2. The appellant contends in his second enumeration of error that the trial court erred in denying his application, made at the conclusion of the trial, for a second continuance for the purpose of locating a subpoenaed witness (Marion Norwood), unsuccessful efforts to locate whom had been made throughout the trial, including during the previous day, when the first continuance for that purpose had been granted.

OCGA ยง 17-8-25 provides: "In all applications for continuances upon the ground of the absence of a witness, it shall be shown to the court that the witness is absent; that he has been subpoenaed; that he does not reside more than 100 miles from the place of trial by the nearest practical route; that his testimony is material; that the witness is not absent by the permission, directly or indirectly, of the applicant; that the applicant expects he will be able to procure the testimony of the witness at the next term of the court; that the application is not made for the purpose of delay but to enable the applicant to procure the testimony of the absent witness; and the applicant must state the facts expected to be proved by the absent witness." (Emphasis supplied.)

In his application for the second continuance, the appellant's counsel stated to the court: "After the continuance yesterday my investigators have gone down to the last known residence on Jonesboro Road and talked with neighbors who said they don't even know him [Norwood]. I have no way of telling this court that I can find him if the court granted another continuance. I have no other leads at this time, your Honor." Even assuming that the other statutory terms for the granting of a continuance were met, it affirmatively appears that the requirement, "that the applicant expects he will be able to procure the testimony of the witness at the next term of the court," was not fulfilled. Accordingly, the trial court did not abuse its discretion in refusing the second continuance.

Judgment affirmed. All the Justices concur.

NOTES

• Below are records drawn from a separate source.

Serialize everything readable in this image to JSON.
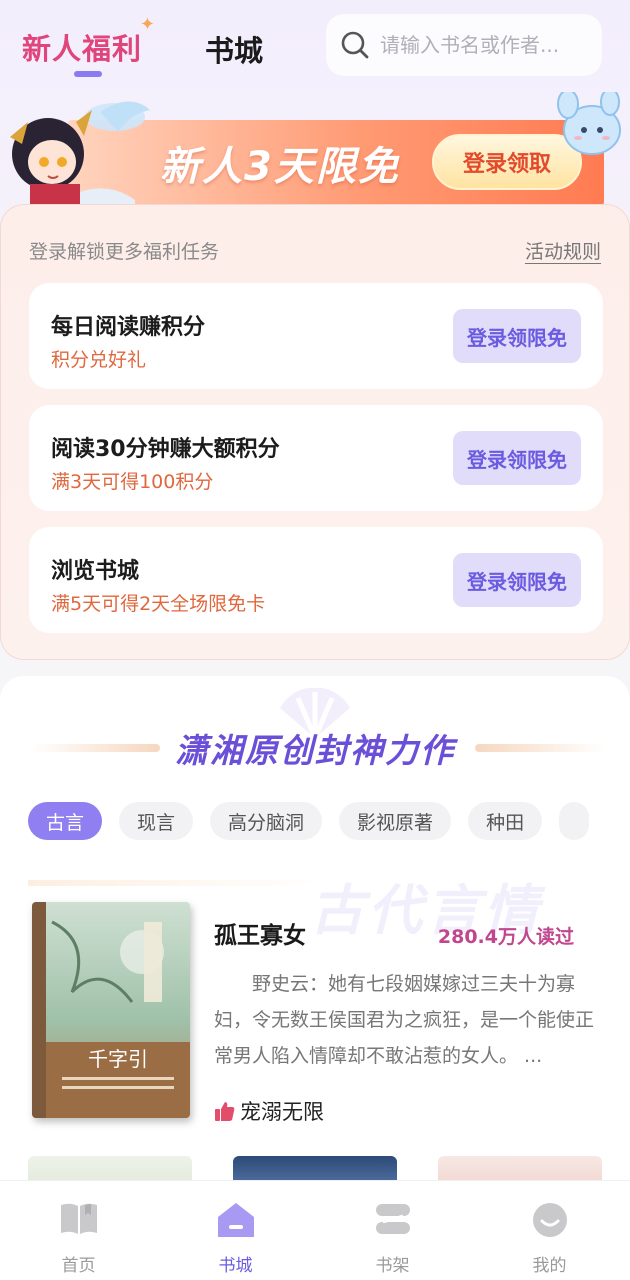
{
  "header": {
    "tab_welfare": "新人福利",
    "tab_bookcity": "书城",
    "search_placeholder": "请输入书名或作者..."
  },
  "banner": {
    "text": "新人3天限免",
    "button": "登录领取"
  },
  "tasks": {
    "hint": "登录解锁更多福利任务",
    "rules": "活动规则",
    "items": [
      {
        "title": "每日阅读赚积分",
        "subtitle": "积分兑好礼",
        "button": "登录领限免"
      },
      {
        "title": "阅读30分钟赚大额积分",
        "subtitle": "满3天可得100积分",
        "button": "登录领限免"
      },
      {
        "title": "浏览书城",
        "subtitle": "满5天可得2天全场限免卡",
        "button": "登录领限免"
      }
    ]
  },
  "recommend": {
    "title": "潇湘原创封神力作",
    "chips": [
      "古言",
      "现言",
      "高分脑洞",
      "影视原著",
      "种田"
    ],
    "active_chip": "古言",
    "genre_watermark": "古代言情",
    "book": {
      "name": "孤王寡女",
      "reads": "280.4万人读过",
      "description": "野史云：她有七段姻媒嫁过三夫十为寡妇，令无数王侯国君为之疯狂，是一个能使正常男人陷入情障却不敢沾惹的女人。 ...",
      "tag": "宠溺无限",
      "cover_title": "千字引"
    }
  },
  "bottom_nav": {
    "items": [
      {
        "label": "首页",
        "icon": "book-open-icon"
      },
      {
        "label": "书城",
        "icon": "house-icon"
      },
      {
        "label": "书架",
        "icon": "shelf-icon"
      },
      {
        "label": "我的",
        "icon": "smile-face-icon"
      }
    ],
    "active": "书城"
  },
  "colors": {
    "accent": "#8f7ff0",
    "welfare_pink": "#e0457b",
    "task_orange": "#e0683e",
    "reads_magenta": "#c0468e"
  }
}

[1] The crimes were committed on March 26, 1986. The jury returned its verdict of guilty on December 17, 1986. A motion for new trial was filed on January 9, 1987, and denied on January 27, 1987. The notice of appeal was filed on February 24, 1987. The transcript was filed on March 4, 1987. The case was docketed in this court on March 10, 1987, and submitted for decision without oral arguments on April 24, 1987.